## [WORK INSTRUCTIONS]
All of the data is to be written out again exactly, without the pictures.

Items listed in a dataset:
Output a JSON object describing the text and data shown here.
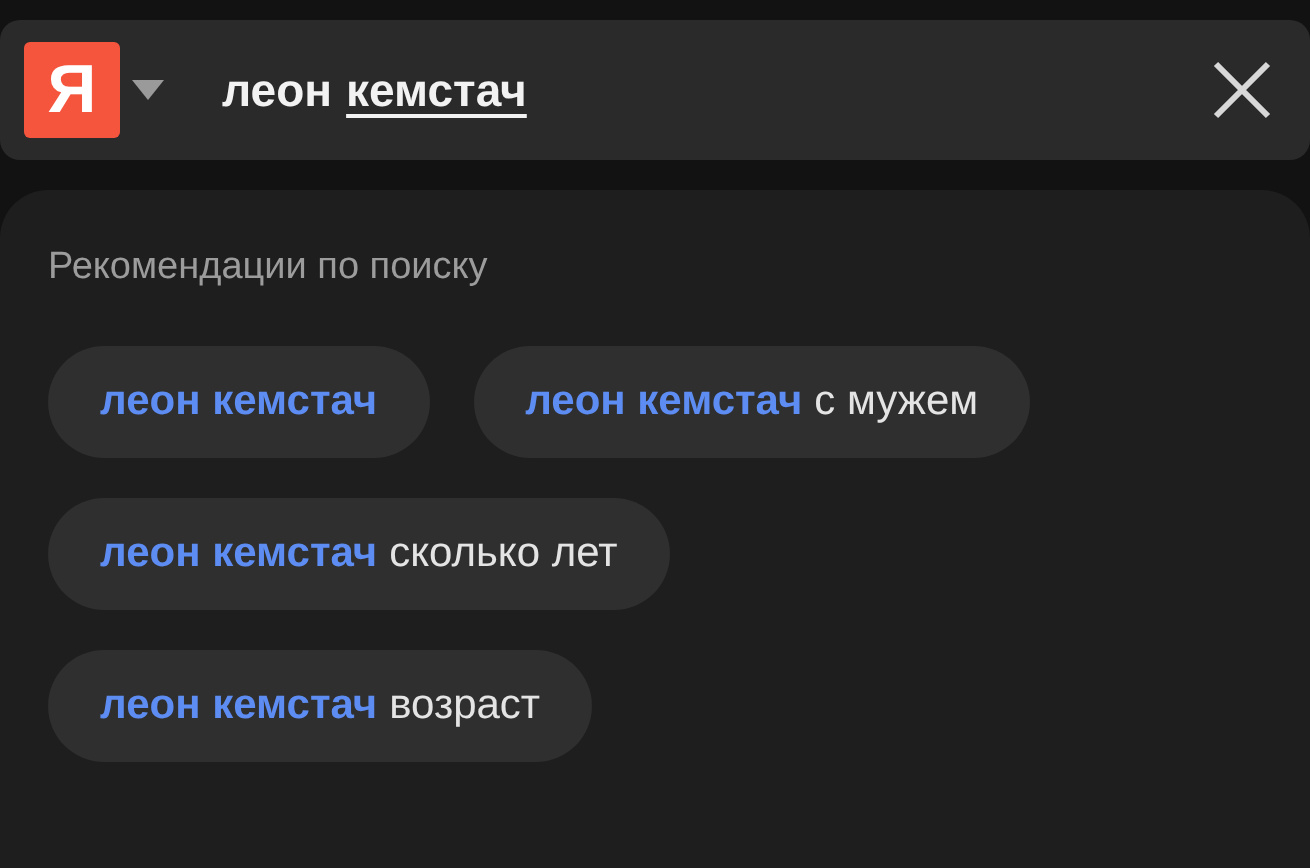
{
  "search": {
    "logo": "Я",
    "query": [
      {
        "text": "леон",
        "underlined": false
      },
      {
        "text": "кемстач",
        "underlined": true
      }
    ]
  },
  "suggestions": {
    "title": "Рекомендации по поиску",
    "rows": [
      [
        {
          "match": "леон кемстач"
        },
        {
          "match": "леон кемстач",
          "rest": "с мужем"
        }
      ],
      [
        {
          "match": "леон кемстач",
          "rest": "сколько лет"
        }
      ],
      [
        {
          "match": "леон кемстач",
          "rest": "возраст"
        }
      ]
    ]
  }
}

## [EXPECTED OUTPUT]
Output a JSON object describing the text and data shown here.
{
  "search": {
    "logo": "Я",
    "query": [
      {
        "text": "леон",
        "underlined": false
      },
      {
        "text": "кемстач",
        "underlined": true
      }
    ]
  },
  "suggestions": {
    "title": "Рекомендации по поиску",
    "rows": [
      [
        {
          "match": "леон кемстач"
        },
        {
          "match": "леон кемстач",
          "rest": "с мужем"
        }
      ],
      [
        {
          "match": "леон кемстач",
          "rest": "сколько лет"
        }
      ],
      [
        {
          "match": "леон кемстач",
          "rest": "возраст"
        }
      ]
    ]
  }
}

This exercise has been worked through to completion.